**Problem statement:**
Return each entry word for word. Leave the images out.

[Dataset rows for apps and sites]

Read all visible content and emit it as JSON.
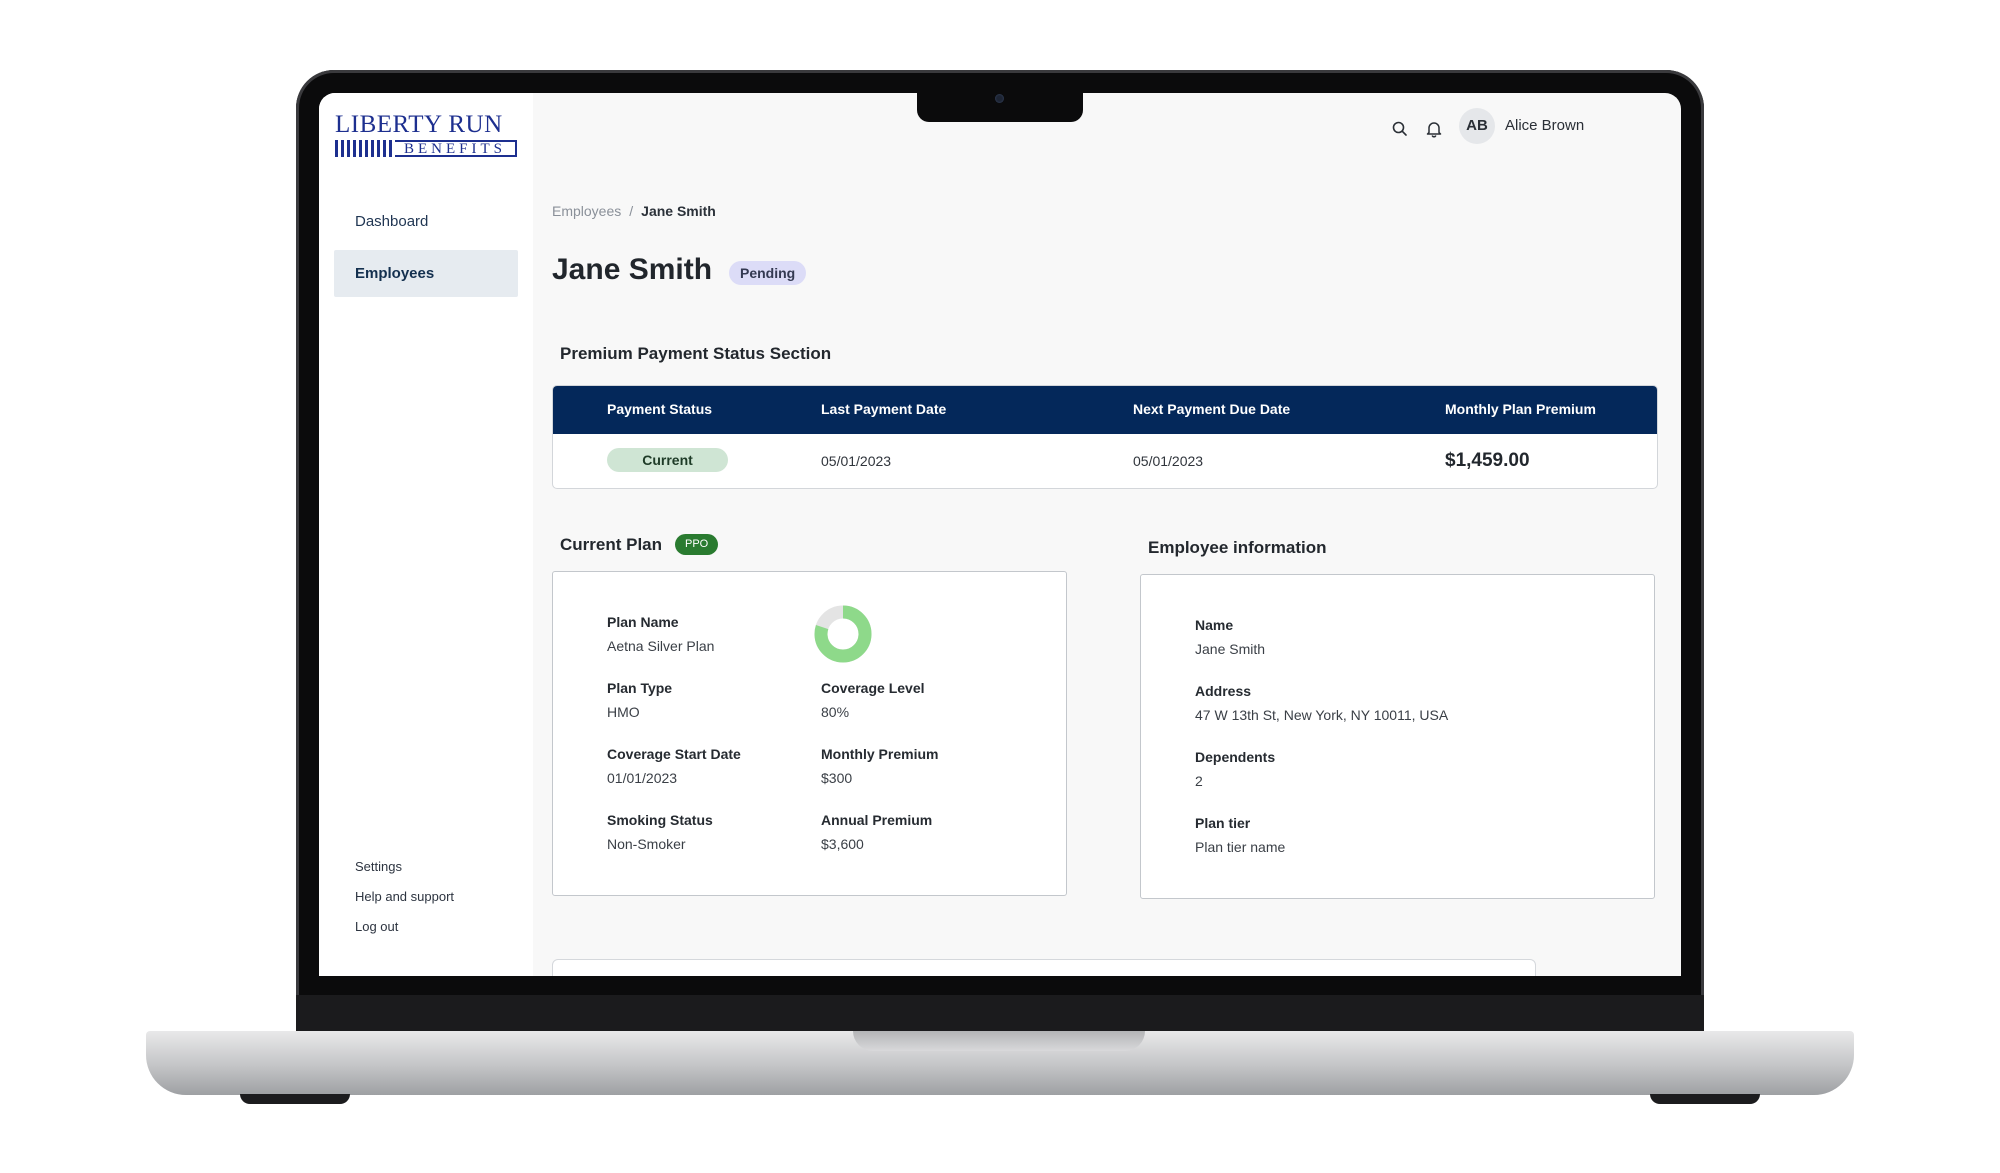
{
  "brand": {
    "logo_top": "LIBERTY RUN",
    "logo_bottom": "BENEFITS"
  },
  "sidebar": {
    "items": [
      {
        "label": "Dashboard"
      },
      {
        "label": "Employees"
      }
    ],
    "footer": [
      {
        "label": "Settings"
      },
      {
        "label": "Help and support"
      },
      {
        "label": "Log out"
      }
    ]
  },
  "topbar": {
    "avatar_initials": "AB",
    "user_name": "Alice Brown",
    "icons": [
      "search-icon",
      "bell-icon"
    ]
  },
  "breadcrumb": {
    "parent": "Employees",
    "separator": "/",
    "current": "Jane Smith"
  },
  "page": {
    "title": "Jane Smith",
    "status_badge": "Pending"
  },
  "payment_section": {
    "title": "Premium Payment Status Section",
    "columns": [
      "Payment Status",
      "Last Payment Date",
      "Next Payment Due Date",
      "Monthly Plan Premium"
    ],
    "row": {
      "status": "Current",
      "last_payment_date": "05/01/2023",
      "next_due_date": "05/01/2023",
      "monthly_premium": "$1,459.00"
    }
  },
  "current_plan": {
    "title": "Current Plan",
    "badge": "PPO",
    "coverage_fraction": 0.8,
    "fields": {
      "plan_name": {
        "label": "Plan Name",
        "value": "Aetna Silver Plan"
      },
      "plan_type": {
        "label": "Plan Type",
        "value": "HMO"
      },
      "coverage_level": {
        "label": "Coverage Level",
        "value": "80%"
      },
      "coverage_start": {
        "label": "Coverage Start Date",
        "value": "01/01/2023"
      },
      "monthly_premium": {
        "label": "Monthly Premium",
        "value": "$300"
      },
      "smoking_status": {
        "label": "Smoking Status",
        "value": "Non-Smoker"
      },
      "annual_premium": {
        "label": "Annual Premium",
        "value": "$3,600"
      }
    }
  },
  "employee_info": {
    "title": "Employee information",
    "fields": {
      "name": {
        "label": "Name",
        "value": "Jane Smith"
      },
      "address": {
        "label": "Address",
        "value": "47 W 13th St, New York, NY 10011, USA"
      },
      "dependents": {
        "label": "Dependents",
        "value": "2"
      },
      "plan_tier": {
        "label": "Plan tier",
        "value": "Plan tier name"
      }
    }
  },
  "colors": {
    "header_navy": "#04285a",
    "active_nav_bg": "#e6ebf0",
    "pending_bg": "#dcdcf7",
    "current_bg": "#cfe5d4",
    "ppo_green": "#2a7b30",
    "donut_fill": "#8ed98a",
    "donut_track": "#e4e4e4",
    "logo_blue": "#1d2f8f"
  }
}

**Your response:**
Read all visible content and emit it as JSON.
{
  "brand": {
    "logo_top": "LIBERTY RUN",
    "logo_bottom": "BENEFITS"
  },
  "sidebar": {
    "items": [
      {
        "label": "Dashboard"
      },
      {
        "label": "Employees"
      }
    ],
    "footer": [
      {
        "label": "Settings"
      },
      {
        "label": "Help and support"
      },
      {
        "label": "Log out"
      }
    ]
  },
  "topbar": {
    "avatar_initials": "AB",
    "user_name": "Alice Brown",
    "icons": [
      "search-icon",
      "bell-icon"
    ]
  },
  "breadcrumb": {
    "parent": "Employees",
    "separator": "/",
    "current": "Jane Smith"
  },
  "page": {
    "title": "Jane Smith",
    "status_badge": "Pending"
  },
  "payment_section": {
    "title": "Premium Payment Status Section",
    "columns": [
      "Payment Status",
      "Last Payment Date",
      "Next Payment Due Date",
      "Monthly Plan Premium"
    ],
    "row": {
      "status": "Current",
      "last_payment_date": "05/01/2023",
      "next_due_date": "05/01/2023",
      "monthly_premium": "$1,459.00"
    }
  },
  "current_plan": {
    "title": "Current Plan",
    "badge": "PPO",
    "coverage_fraction": 0.8,
    "fields": {
      "plan_name": {
        "label": "Plan Name",
        "value": "Aetna Silver Plan"
      },
      "plan_type": {
        "label": "Plan Type",
        "value": "HMO"
      },
      "coverage_level": {
        "label": "Coverage Level",
        "value": "80%"
      },
      "coverage_start": {
        "label": "Coverage Start Date",
        "value": "01/01/2023"
      },
      "monthly_premium": {
        "label": "Monthly Premium",
        "value": "$300"
      },
      "smoking_status": {
        "label": "Smoking Status",
        "value": "Non-Smoker"
      },
      "annual_premium": {
        "label": "Annual Premium",
        "value": "$3,600"
      }
    }
  },
  "employee_info": {
    "title": "Employee information",
    "fields": {
      "name": {
        "label": "Name",
        "value": "Jane Smith"
      },
      "address": {
        "label": "Address",
        "value": "47 W 13th St, New York, NY 10011, USA"
      },
      "dependents": {
        "label": "Dependents",
        "value": "2"
      },
      "plan_tier": {
        "label": "Plan tier",
        "value": "Plan tier name"
      }
    }
  },
  "colors": {
    "header_navy": "#04285a",
    "active_nav_bg": "#e6ebf0",
    "pending_bg": "#dcdcf7",
    "current_bg": "#cfe5d4",
    "ppo_green": "#2a7b30",
    "donut_fill": "#8ed98a",
    "donut_track": "#e4e4e4",
    "logo_blue": "#1d2f8f"
  }
}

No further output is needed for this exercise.